The history's decent, although it does remind me of 8th grade history more than college history - everything is neat, has obvious causes and effects, and can be summarized rather briefly. Certainly not a bad review for those of us who haven't thought of the Revolution for a while, but no replacement for *real* history study. The author reads his own work and perceives himself as very clever, which may not be warranted. He uses "obviously" a bit too much. The end felt a little abrupt, he's "obviously" planning a sequel.
I'd place the cutoff for this one somewhere in the 8-10 yr old range; the "adult" stuff is rare and relatively tame, but it was surprising given the "family friendliness" touted in the official summary. I wouldn't play it around my five year old.
This review is focussed on the audio aspects only; the story is epic and widely regarded as Gaiman's best work. So let's just take that part as read and move on:
I have both versions of American Gods as audiobook, and I must admit approached this version with trepidation. If you have listened to the BBC radio Hobbit or Hitchhikers Guide or Gaiman's own "Plays for Voices", you know there is a pretty stark division between excellent audiobook and excellent audio theatre. Multiple voices in a reading verge *close* to performance, but then have all the "he said" and "she admitted"s that you'd think would break up the flow. Which it did. But only for about the first 10 minutes and then it just WORKS. The voices are dead-on perfect, you'll find things in the story you didn't find your first time (two times... five times....) through. I highly recommend this version, even if you already have the other one! Definitely worth the listen.

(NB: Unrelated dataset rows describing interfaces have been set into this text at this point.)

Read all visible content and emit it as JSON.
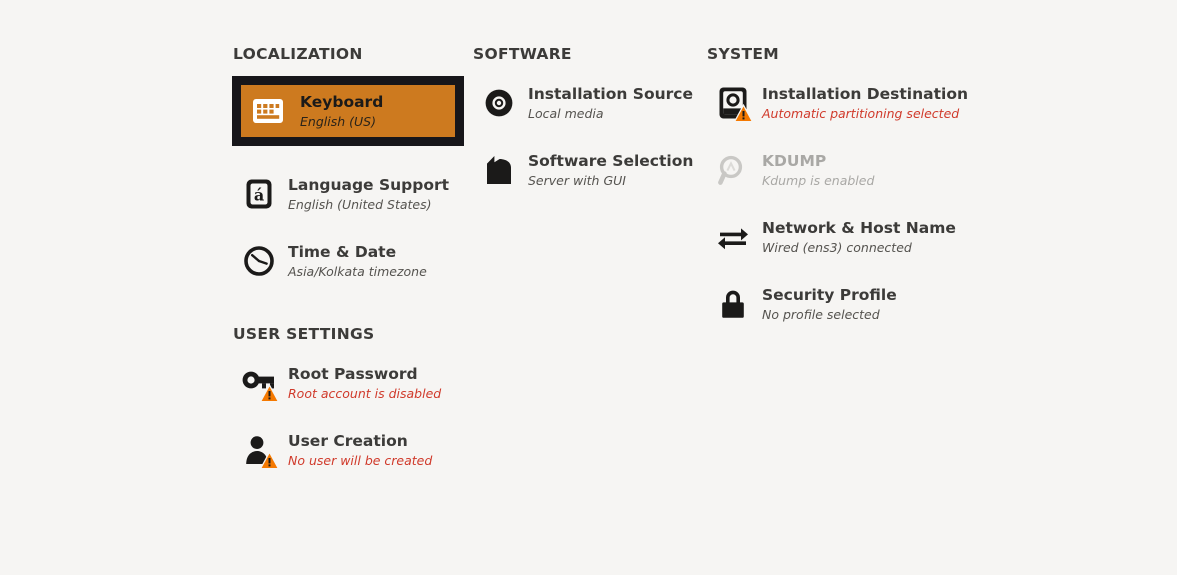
{
  "window": {
    "background_color": "#f6f5f3",
    "selection_color": "#cd7a1f",
    "selection_border_color": "#17161a",
    "warning_text_color": "#d03a2b",
    "disabled_color": "#a9a8a5"
  },
  "columns": {
    "localization": {
      "title": "LOCALIZATION",
      "items": [
        {
          "icon": "keyboard-icon",
          "title": "Keyboard",
          "status": "English (US)",
          "selected": true,
          "warning": false,
          "disabled": false
        },
        {
          "icon": "language-support-icon",
          "title": "Language Support",
          "status": "English (United States)",
          "selected": false,
          "warning": false,
          "disabled": false
        },
        {
          "icon": "clock-icon",
          "title": "Time & Date",
          "status": "Asia/Kolkata timezone",
          "selected": false,
          "warning": false,
          "disabled": false
        }
      ]
    },
    "software": {
      "title": "SOFTWARE",
      "items": [
        {
          "icon": "optical-disc-icon",
          "title": "Installation Source",
          "status": "Local media",
          "selected": false,
          "warning": false,
          "disabled": false
        },
        {
          "icon": "package-icon",
          "title": "Software Selection",
          "status": "Server with GUI",
          "selected": false,
          "warning": false,
          "disabled": false
        }
      ]
    },
    "system": {
      "title": "SYSTEM",
      "items": [
        {
          "icon": "hard-drive-icon",
          "title": "Installation Destination",
          "status": "Automatic partitioning selected",
          "selected": false,
          "warning": true,
          "disabled": false
        },
        {
          "icon": "kdump-magnifier-icon",
          "title": "KDUMP",
          "status": "Kdump is enabled",
          "selected": false,
          "warning": false,
          "disabled": true
        },
        {
          "icon": "network-arrows-icon",
          "title": "Network & Host Name",
          "status": "Wired (ens3) connected",
          "selected": false,
          "warning": false,
          "disabled": false
        },
        {
          "icon": "lock-icon",
          "title": "Security Profile",
          "status": "No profile selected",
          "selected": false,
          "warning": false,
          "disabled": false
        }
      ]
    },
    "user_settings": {
      "title": "USER SETTINGS",
      "items": [
        {
          "icon": "key-icon",
          "title": "Root Password",
          "status": "Root account is disabled",
          "selected": false,
          "warning": true,
          "disabled": false
        },
        {
          "icon": "user-icon",
          "title": "User Creation",
          "status": "No user will be created",
          "selected": false,
          "warning": true,
          "disabled": false
        }
      ]
    }
  }
}
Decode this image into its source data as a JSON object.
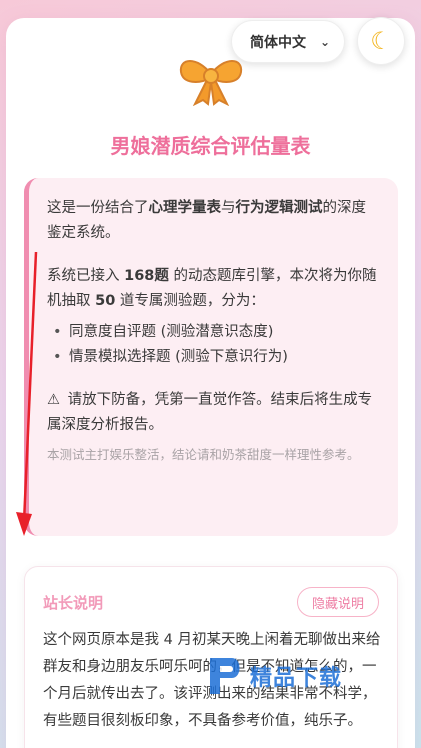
{
  "header": {
    "language": "简体中文",
    "language_chevron": "chevron-down-icon",
    "theme_icon": "moon-icon"
  },
  "page": {
    "title": "男娘潜质综合评估量表"
  },
  "intro": {
    "p1_pre": "这是一份结合了",
    "p1_b1": "心理学量表",
    "p1_mid": "与",
    "p1_b2": "行为逻辑测试",
    "p1_post": "的深度鉴定系统。",
    "p2_pre": "系统已接入 ",
    "p2_b1": "168题",
    "p2_mid": " 的动态题库引擎，本次将为你随机抽取 ",
    "p2_b2": "50",
    "p2_post": " 道专属测验题，分为：",
    "items": [
      "同意度自评题 (测验潜意识态度)",
      "情景模拟选择题 (测验下意识行为)"
    ],
    "warning": "请放下防备，凭第一直觉作答。结束后将生成专属深度分析报告。",
    "note": "本测试主打娱乐整活，结论请和奶茶甜度一样理性参考。"
  },
  "owner": {
    "title": "站长说明",
    "hide_button": "隐藏说明",
    "body": "这个网页原本是我 4 月初某天晚上闲着无聊做出来给群友和身边朋友乐呵乐呵的，但是不知道怎么的，一个月后就传出去了。该评测出来的结果非常不科学，有些题目很刻板印象，不具备参考价值，纯乐子。"
  },
  "watermark": {
    "text": "精品下载"
  },
  "colors": {
    "accent": "#ee6f9b",
    "intro_bg": "#fdeef3",
    "intro_border": "#f08db0",
    "arrow": "#e8202a"
  }
}
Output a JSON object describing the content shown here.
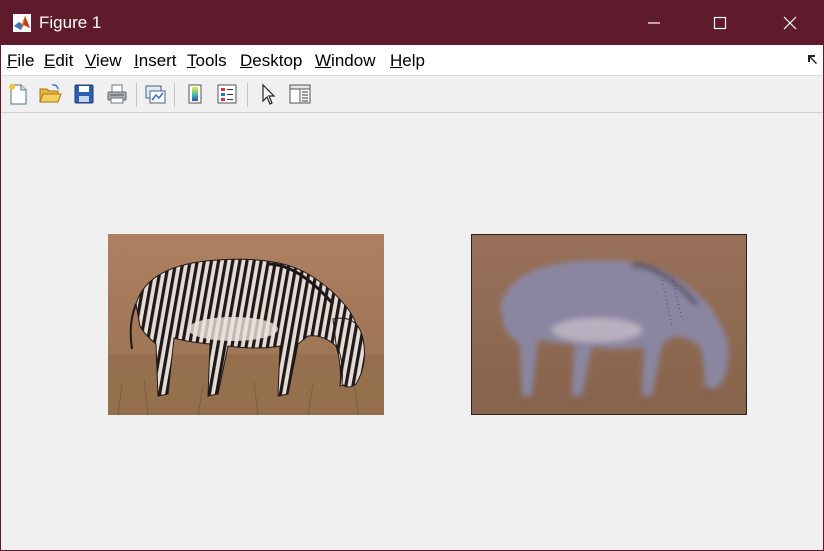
{
  "window": {
    "title": "Figure 1",
    "titlebar_color": "#5f1b2b",
    "icons": {
      "app": "matlab-icon",
      "minimize": "minimize-icon",
      "maximize": "maximize-icon",
      "close": "close-icon"
    }
  },
  "menubar": {
    "items": [
      {
        "pre": "",
        "u": "F",
        "post": "ile"
      },
      {
        "pre": "",
        "u": "E",
        "post": "dit"
      },
      {
        "pre": "",
        "u": "V",
        "post": "iew"
      },
      {
        "pre": "",
        "u": "I",
        "post": "nsert"
      },
      {
        "pre": "",
        "u": "T",
        "post": "ools"
      },
      {
        "pre": "",
        "u": "D",
        "post": "esktop"
      },
      {
        "pre": "",
        "u": "W",
        "post": "indow"
      },
      {
        "pre": "",
        "u": "H",
        "post": "elp"
      }
    ],
    "dock_icon": "dock-arrow-icon"
  },
  "toolbar": {
    "icons": [
      "new-figure-icon",
      "open-file-icon",
      "save-icon",
      "print-icon",
      "link-plot-icon",
      "colorbar-icon",
      "legend-icon",
      "edit-plot-icon",
      "property-inspector-icon"
    ]
  },
  "figure": {
    "left_image": "zebra-original-image",
    "right_image": "zebra-blurred-image",
    "background_color": "#f0f0f0"
  }
}
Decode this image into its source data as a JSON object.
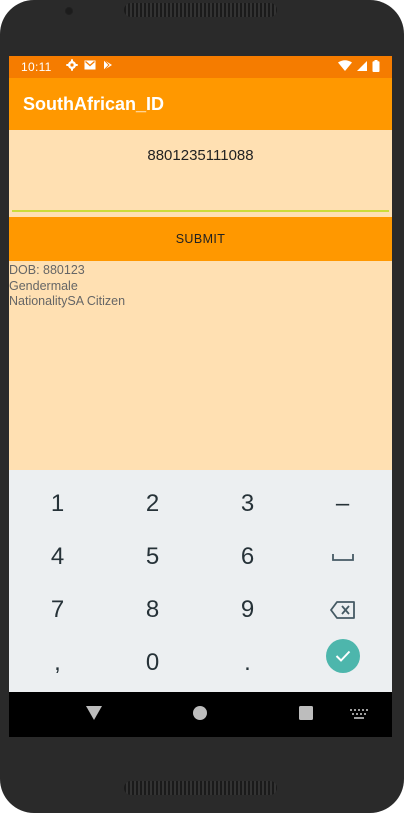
{
  "status_bar": {
    "time": "10:11",
    "left_icons": [
      "gear-icon",
      "gmail-icon",
      "play-store-icon"
    ],
    "right_icons": [
      "wifi-icon",
      "signal-icon",
      "battery-icon"
    ]
  },
  "app_bar": {
    "title": "SouthAfrican_ID"
  },
  "id_field": {
    "value": "8801235111088"
  },
  "submit_label": "SUBMIT",
  "results": {
    "dob": "DOB: 880123",
    "gender": "Gendermale",
    "nationality": "NationalitySA Citizen"
  },
  "keyboard": {
    "keys": [
      [
        "1",
        "2",
        "3",
        "–"
      ],
      [
        "4",
        "5",
        "6",
        "␣"
      ],
      [
        "7",
        "8",
        "9",
        "⌫"
      ],
      [
        ",",
        "0",
        ".",
        "✓"
      ]
    ]
  },
  "colors": {
    "status_bar": "#f57c00",
    "app_bar": "#ff9800",
    "background": "#ffe0b2",
    "input_underline": "#cddc39",
    "keyboard_bg": "#eceff1",
    "done_key": "#4db6ac"
  }
}
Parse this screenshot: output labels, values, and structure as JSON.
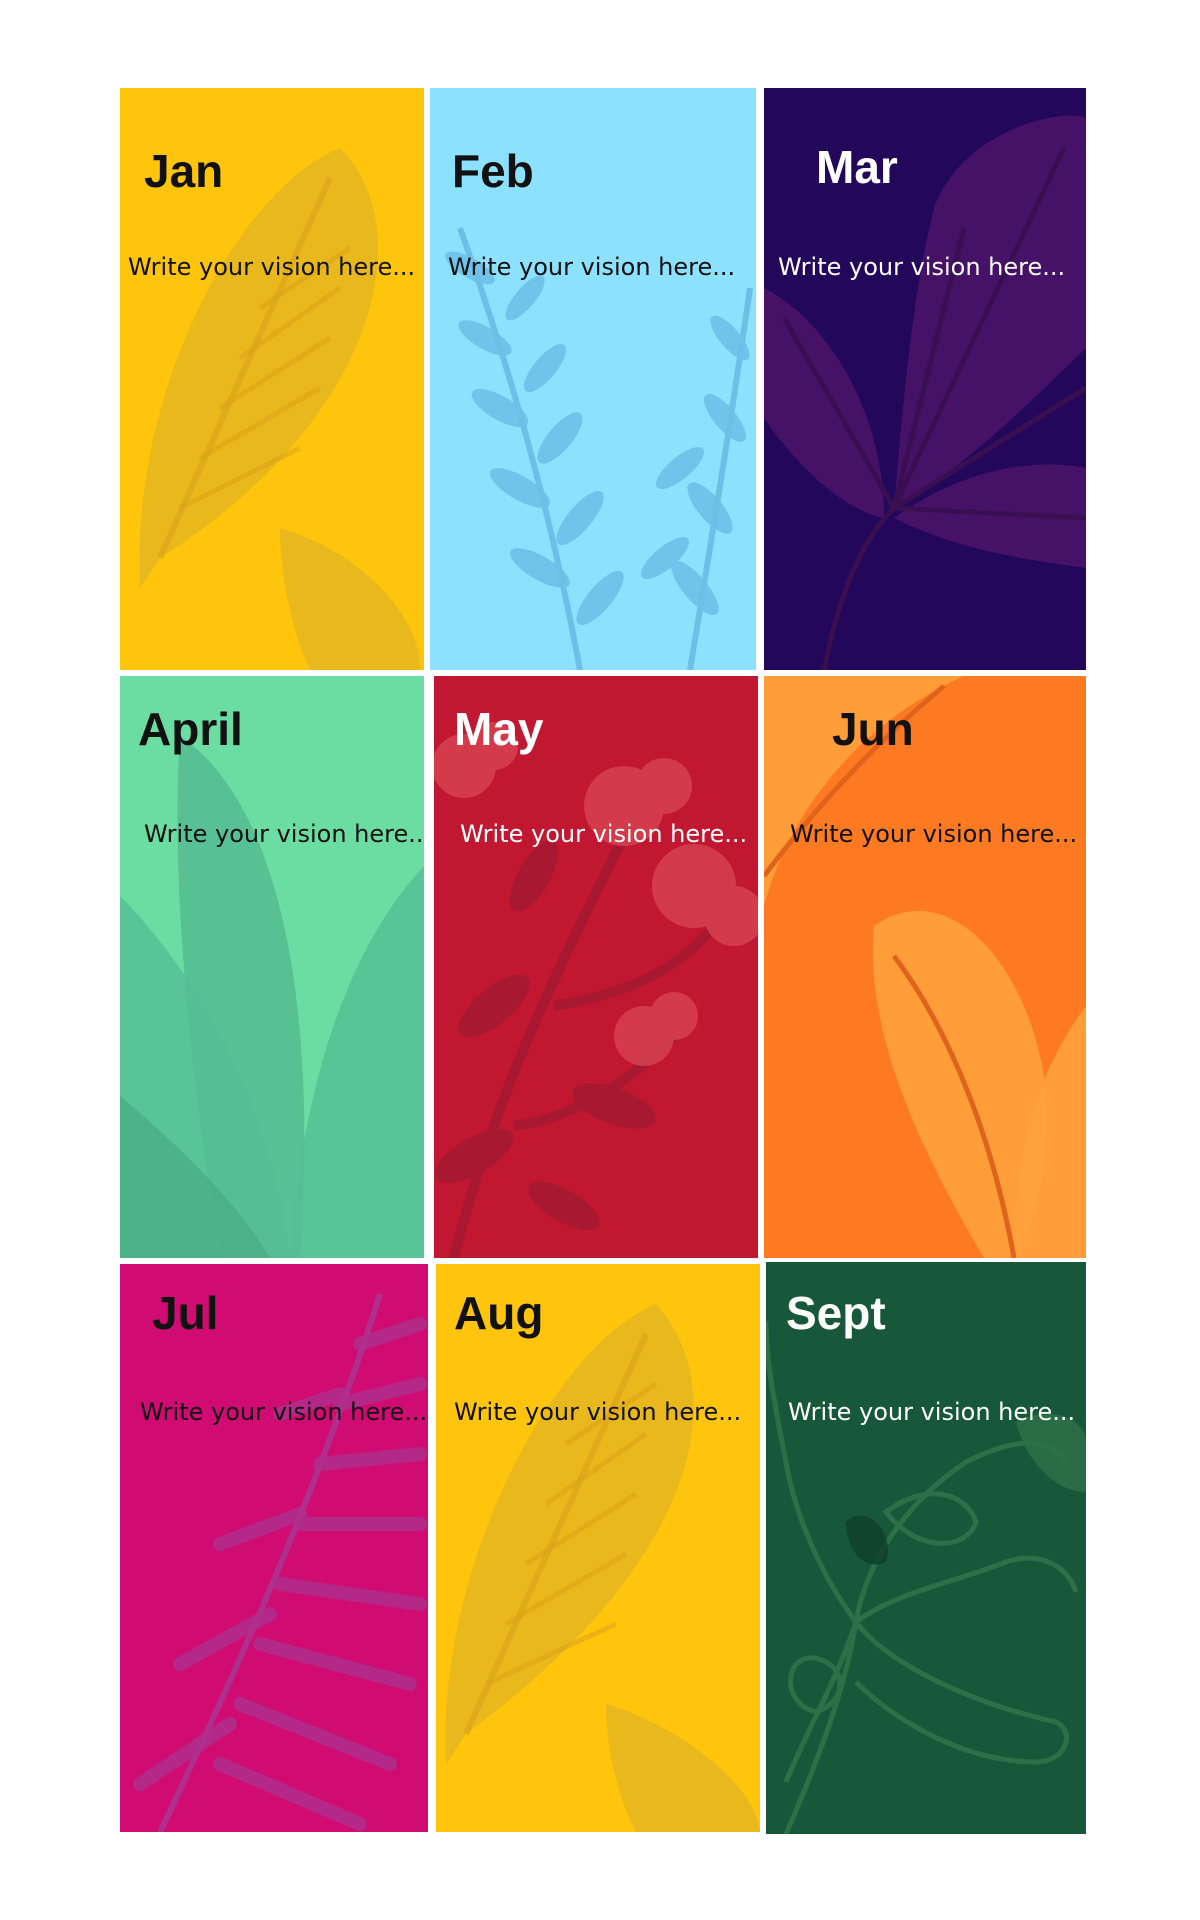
{
  "placeholder": "Write your vision here...",
  "cards": [
    {
      "month": "Jan",
      "bg": "#FEC50C",
      "text": "#111111",
      "leaf": "#E2B322"
    },
    {
      "month": "Feb",
      "bg": "#8CE1FE",
      "text": "#111111",
      "leaf": "#6CC0E8"
    },
    {
      "month": "Mar",
      "bg": "#22075A",
      "text": "#FFFFFF",
      "leaf": "#4A1468"
    },
    {
      "month": "April",
      "bg": "#6CDDA2",
      "text": "#111111",
      "leaf": "#55BE92"
    },
    {
      "month": "May",
      "bg": "#C11730",
      "text": "#FFFFFF",
      "leaf": "#D84452"
    },
    {
      "month": "Jun",
      "bg": "#FE7A22",
      "text": "#111111",
      "leaf": "#FFA33C"
    },
    {
      "month": "Jul",
      "bg": "#D00B72",
      "text": "#111111",
      "leaf": "#B02E8C"
    },
    {
      "month": "Aug",
      "bg": "#FEC50C",
      "text": "#111111",
      "leaf": "#E2B322"
    },
    {
      "month": "Sept",
      "bg": "#17583A",
      "text": "#FFFFFF",
      "leaf": "#2D7048"
    }
  ]
}
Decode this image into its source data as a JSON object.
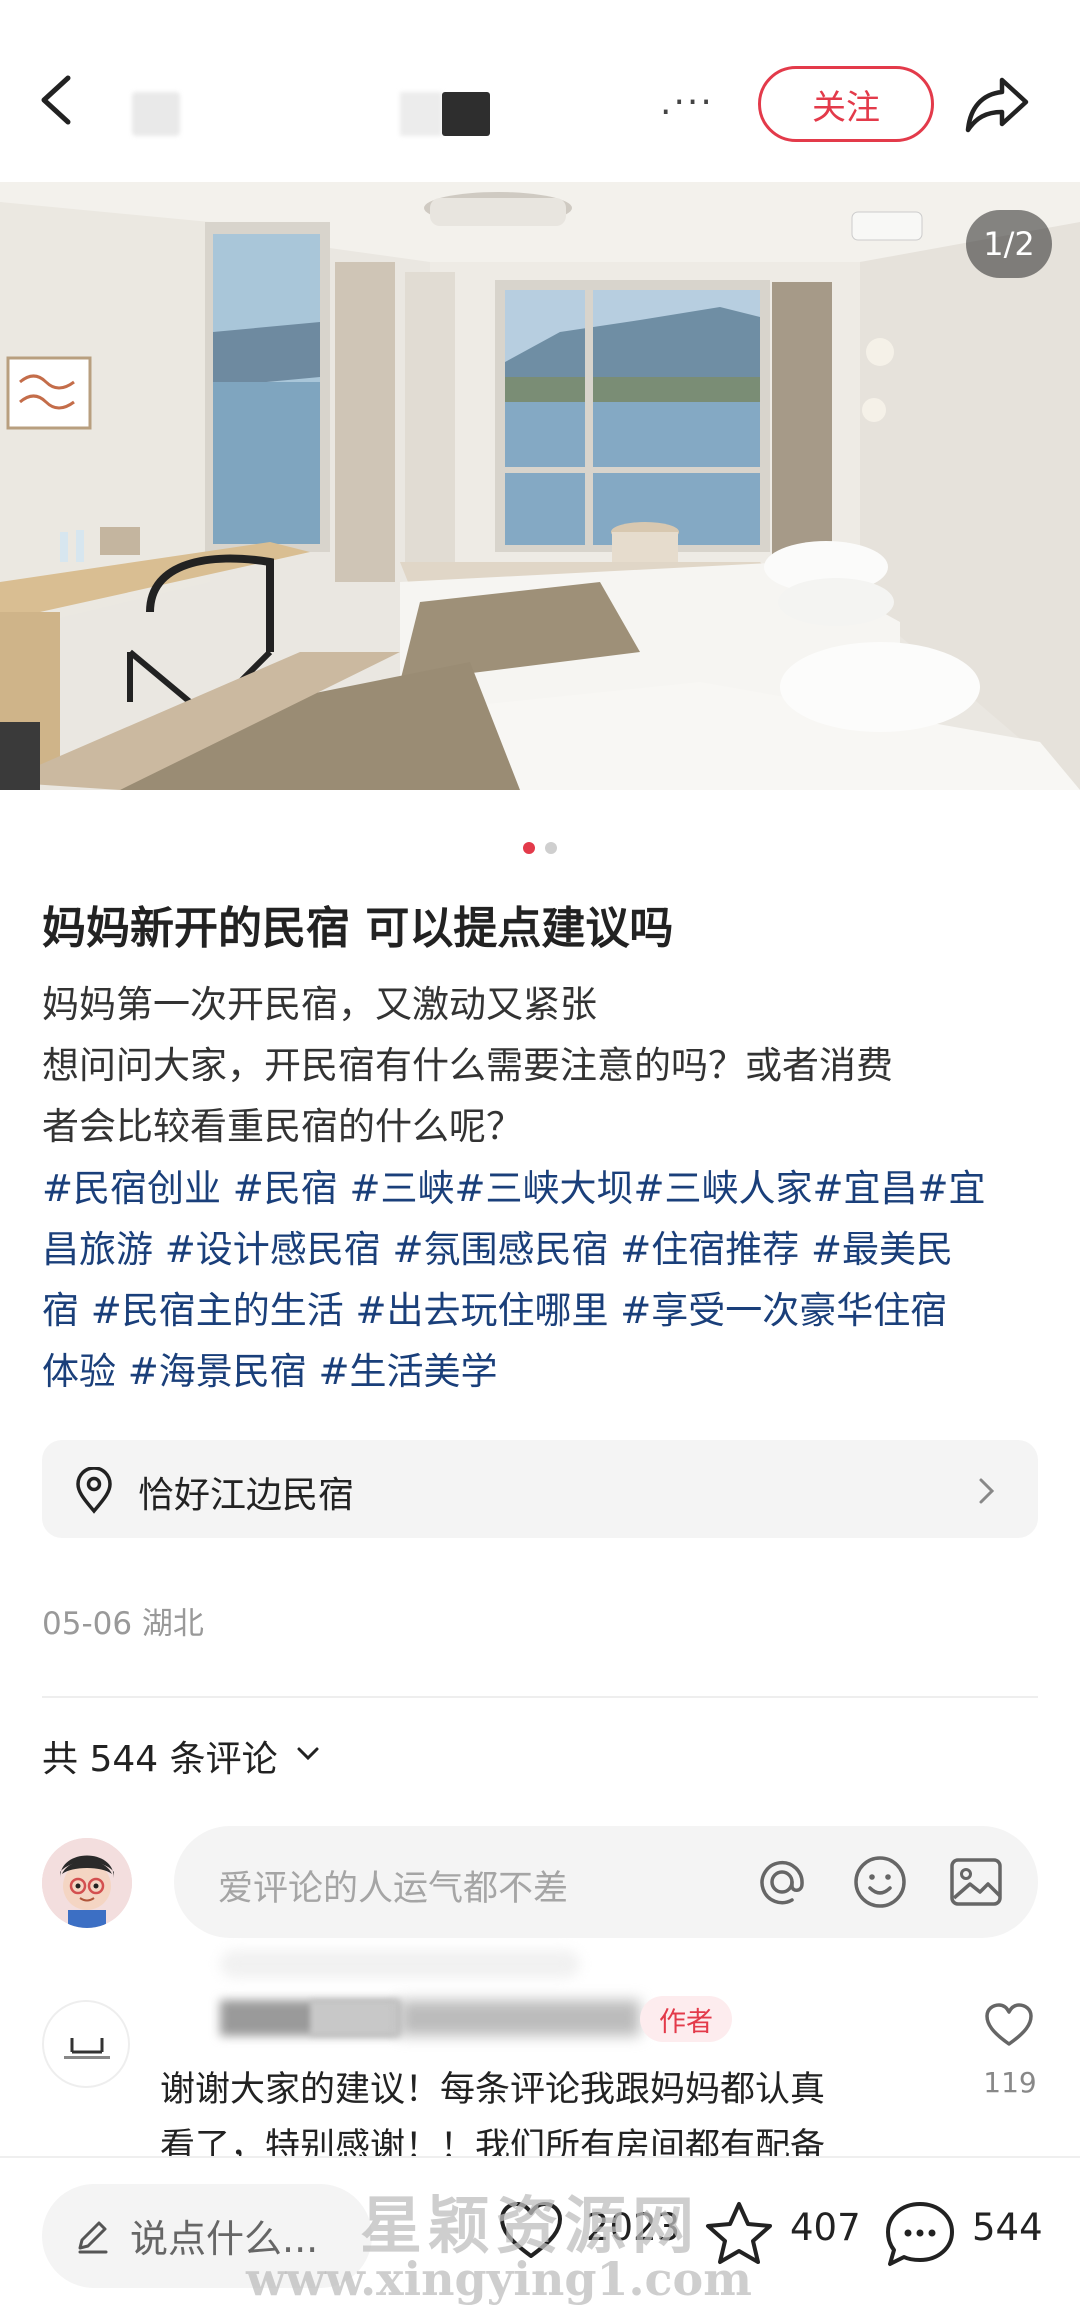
{
  "header": {
    "more_label": ".···",
    "follow_label": "关注"
  },
  "post": {
    "image_counter": "1/2",
    "title": "妈妈新开的民宿 可以提点建议吗",
    "body_lines": [
      "妈妈第一次开民宿，又激动又紧张",
      "想问问大家，开民宿有什么需要注意的吗？或者消费",
      "者会比较看重民宿的什么呢？"
    ],
    "tags_lines": [
      "#民宿创业 #民宿 #三峡#三峡大坝#三峡人家#宜昌#宜",
      "昌旅游 #设计感民宿 #氛围感民宿 #住宿推荐 #最美民",
      "宿 #民宿主的生活 #出去玩住哪里 #享受一次豪华住宿",
      "体验 #海景民宿 #生活美学"
    ],
    "location": "恰好江边民宿",
    "meta": "05-06 湖北"
  },
  "comments": {
    "count_label": "共 544 条评论",
    "input_placeholder": "爱评论的人运气都不差",
    "first": {
      "badge": "作者",
      "text_lines": [
        "谢谢大家的建议！每条评论我跟妈妈都认真",
        "看了，特别感谢！！我们所有房间都有配备"
      ],
      "likes": "119"
    }
  },
  "bottom_bar": {
    "say_placeholder": "说点什么...",
    "like_count": "2023",
    "star_count": "407",
    "comment_count": "544"
  },
  "watermark": {
    "line1": "星颖资源网",
    "line2": "www.xingying1.com"
  },
  "colors": {
    "accent": "#e33a4a",
    "tag": "#1a3f7a"
  }
}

The coda at the end for the cut scene is also fun.
You know the material is funny and biting enough to make you cry. But darn-it, the stage directions distract without adding value. There are maybe *two* places where we need to be told someone is entering or leaving. The rest is really obvious from what the characters say OR could be made obvious through a touch of audio staging (door or walking sounds, for example). The intrusion of the superfluous narrator just ruined this one for me.
This is a marvelous (and relevant) political thriller and the cast are first rate. BUT it sounds like it was recorded with a cell phone. This is particularly challenging in scenes where many characters are present - the sound quality obscures who's speaking.
For many books, the audio format is merely a convienience - I can listen while driving, while it would be a very bad idea to try for text while reading. THIS edition is a marvelous expansion of the original due to the narrator's attention to dialect, accent and nuance. Anyone who's spent time in NO will recognize the vocal work. Nicely done.
This is a magnificent story; great for the whole family, particularly if you have little Star Wars addicts like we do. Excitement, adventure, and a richly imagined and researched alternative history. In brief, this is a "young-orphans (not really, but they think so) make-good in the British Empire" story, with the added twist that, in place of the usual sea adventures, we have space adventures. HRM Victoria's empire includes the moon, Mars, and various Jovian satellites. Wow. The author manages to capture the speech and manners of Victorian England while still communicating to a modern young audience - no small feat! Fans of "real" history, particularly the history of science, will find fun tidbits scattered throughout for their consumption. Reeve does his homework.
In the words of the narrator: Huzzah!
I must admit that I was a little dubious about this one. If you've seen the actual book, you know it is full of tables and lists and lots of other things that would seem to make for a truly horrid audiobook. What a great surprise! The audio version of "Areas...." is *completely* reworked, absolutely hilarious, and an excellent example to anyone who would like to work in this medium. Hodgman adds examples, music, and stories to replace the most of the hopelessly complex tables. This obviously took more effort than the typical "sit down and read it" audiobook, and it was well worth it. This is very very funny.
Don't play it for anyone under 13; there is some risque language, and they won't get it anyway.
The Magic Treehouse series is aimed at early readers. As such, the audio version is best for kids just on the cusp of reading - four and five year olds who can't yet tackle these books on their own. Kids love these stories. The reading is pleasant.
However, these books make an excellent argument for getting Junior his own iPod.... they're mind-numbingly formulaic and represent research in such a simplistic way that it makes my teeth itch. It's like *listening* to an episode of Barney. If you want something the kids AND mom and dad can all agree on, I'd suggest trading up to Dragon Rider.
The source material is unquestionably good; the readings are *mostly* very good; the music is intrusive, superfluous, and frankly, grating. Dustin Hoffman is the best of the bunch, showing incredible class and demonstrating that he is an Actor (capital A) even when reading "Horton Hears a Who". Not bad for a car trip, but you'll miss the pictures.
This, as you all should know, is a wonderful book. Eric Idle's reading is supurb. He uses several different flavors of British and American accent to bring the characters to life. There is never a dull moment. My only dissapointment was that Idle speaks (rather than sings) the songs; perhaps there is some legal sillyness behind that, but I had rather hoped he'd sing.
Just remember, if you are listening to this with your kids on a car trip, bring along a Hershey bar - you're going to need it by the end!
Report Inappropriate Content
If you find this review inappropriate and think it should be removed from our site, let us know. This report will be reviewed by Audible and we will take appropriate action.